* TASK *
Lines in the listing below that include the word "files" need to be copied.

━━ DATA FOR REVIEW ━━

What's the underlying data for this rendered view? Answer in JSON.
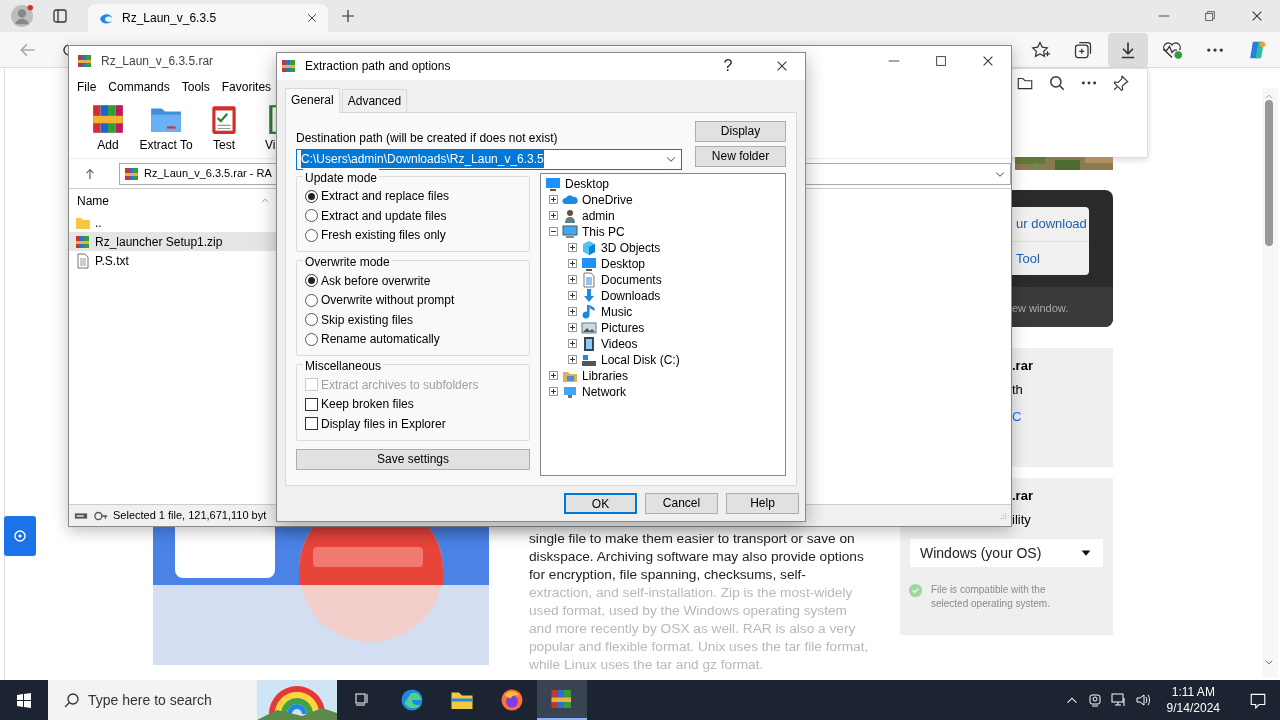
{
  "browser": {
    "tabs": [
      {
        "label": "Rz_Laun_v_6.3.5",
        "selected": true
      }
    ]
  },
  "page": {
    "cards": [
      {
        "kind": "dark",
        "links": [
          "ur download",
          "Tool"
        ],
        "note": "ew window."
      },
      {
        "kind": "light",
        "title": ".rar",
        "text": "th",
        "link": "C"
      },
      {
        "kind": "os",
        "title": ".rar",
        "text": "ility",
        "select": "Windows (your OS)",
        "note": "File is compatible with the selected operating system."
      }
    ],
    "paragraphs": [
      {
        "text": "single file to make them easier to transport or save on diskspace. Archiving software may also provide options for encryption, file spanning, checksums, self-",
        "faded": false
      },
      {
        "text": "extraction, and self-installation. Zip is the most-widely used format, used by the Windows operating system and more recently by OSX as well. RAR is also a very popular and flexible format. Unix uses the tar file format, while Linux uses the tar and gz format.",
        "faded": true
      }
    ]
  },
  "winrar": {
    "title": "Rz_Laun_v_6.3.5.rar",
    "menu": [
      "File",
      "Commands",
      "Tools",
      "Favorites"
    ],
    "toolbar": [
      {
        "label": "Add",
        "kind": "add"
      },
      {
        "label": "Extract To",
        "kind": "extract"
      },
      {
        "label": "Test",
        "kind": "test"
      },
      {
        "label": "Vi",
        "kind": "view"
      }
    ],
    "address": "Rz_Laun_v_6.3.5.rar - RA",
    "columns": [
      "Name"
    ],
    "files": [
      {
        "name": "..",
        "kind": "folder",
        "selected": false
      },
      {
        "name": "Rz_launcher Setup1.zip",
        "kind": "archive",
        "selected": true
      },
      {
        "name": "P.S.txt",
        "kind": "text",
        "selected": false
      }
    ],
    "status": "Selected 1 file, 121,671,110 byt"
  },
  "dialog": {
    "title": "Extraction path and options",
    "help": "?",
    "tabs": [
      {
        "label": "General",
        "selected": true
      },
      {
        "label": "Advanced",
        "selected": false
      }
    ],
    "path_label": "Destination path (will be created if does not exist)",
    "path": {
      "value": "C:\\Users\\admin\\Downloads\\Rz_Laun_v_6.3.5",
      "text_selected": true
    },
    "side_buttons": [
      "Display",
      "New folder"
    ],
    "groups": [
      {
        "title": "Update mode",
        "kind": "radio",
        "options": [
          {
            "label": "Extract and replace files",
            "selected": true
          },
          {
            "label": "Extract and update files",
            "selected": false
          },
          {
            "label": "Fresh existing files only",
            "selected": false
          }
        ]
      },
      {
        "title": "Overwrite mode",
        "kind": "radio",
        "options": [
          {
            "label": "Ask before overwrite",
            "selected": true
          },
          {
            "label": "Overwrite without prompt",
            "selected": false
          },
          {
            "label": "Skip existing files",
            "selected": false
          },
          {
            "label": "Rename automatically",
            "selected": false
          }
        ]
      },
      {
        "title": "Miscellaneous",
        "kind": "checkbox",
        "options": [
          {
            "label": "Extract archives to subfolders",
            "checked": false,
            "disabled": true
          },
          {
            "label": "Keep broken files",
            "checked": false,
            "disabled": false
          },
          {
            "label": "Display files in Explorer",
            "checked": false,
            "disabled": false
          }
        ]
      }
    ],
    "save_button": "Save settings",
    "tree": [
      {
        "label": "Desktop",
        "kind": "desktop",
        "children": [
          {
            "label": "OneDrive",
            "kind": "cloud",
            "expanded": false
          },
          {
            "label": "admin",
            "kind": "user",
            "expanded": false
          },
          {
            "label": "This PC",
            "kind": "pc",
            "expanded": true,
            "children": [
              {
                "label": "3D Objects",
                "kind": "cube",
                "expanded": false
              },
              {
                "label": "Desktop",
                "kind": "desktop",
                "expanded": false
              },
              {
                "label": "Documents",
                "kind": "documents",
                "expanded": false
              },
              {
                "label": "Downloads",
                "kind": "downloads",
                "expanded": false
              },
              {
                "label": "Music",
                "kind": "music",
                "expanded": false
              },
              {
                "label": "Pictures",
                "kind": "pictures",
                "expanded": false
              },
              {
                "label": "Videos",
                "kind": "videos",
                "expanded": false
              },
              {
                "label": "Local Disk (C:)",
                "kind": "disk",
                "expanded": false
              }
            ]
          },
          {
            "label": "Libraries",
            "kind": "libraries",
            "expanded": false
          },
          {
            "label": "Network",
            "kind": "network",
            "expanded": false
          }
        ]
      }
    ],
    "footer_buttons": [
      {
        "label": "OK",
        "default": true
      },
      {
        "label": "Cancel",
        "default": false
      },
      {
        "label": "Help",
        "default": false
      }
    ]
  },
  "taskbar": {
    "search": {
      "placeholder": "Type here to search"
    },
    "apps": [
      {
        "kind": "taskview",
        "selected": false
      },
      {
        "kind": "edge",
        "selected": false
      },
      {
        "kind": "explorer",
        "selected": false
      },
      {
        "kind": "firefox",
        "selected": false
      },
      {
        "kind": "winrar",
        "selected": true
      }
    ],
    "time": "1:11 AM",
    "date": "9/14/2024"
  }
}
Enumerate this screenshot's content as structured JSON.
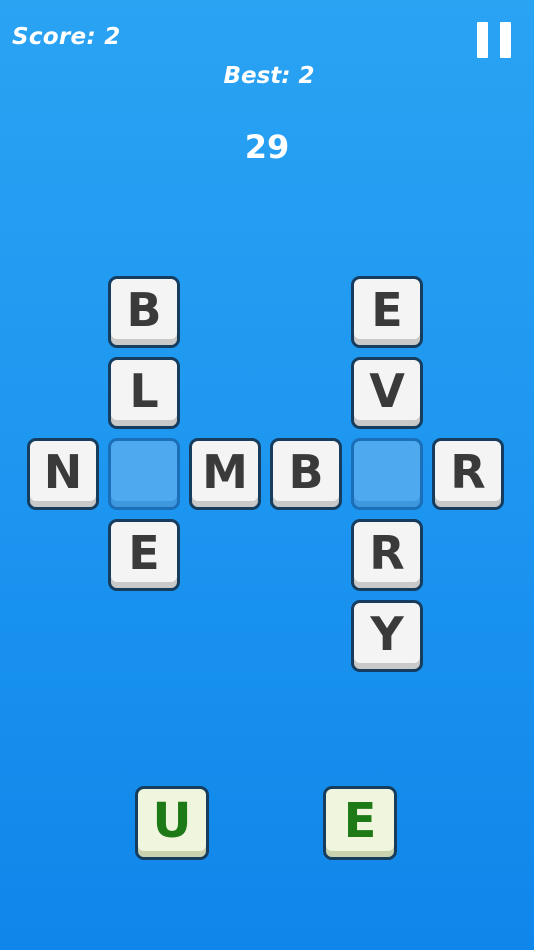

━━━

* EXPECTED OUTPUT *
    "files": [
            "label": "Extract and replace files",
            "label": "Extract and update files",
            "label": "Fresh existing files only",
            "label": "Skip existing files",
            "label": "Keep broken files",
            "label": "Display files in Explorer",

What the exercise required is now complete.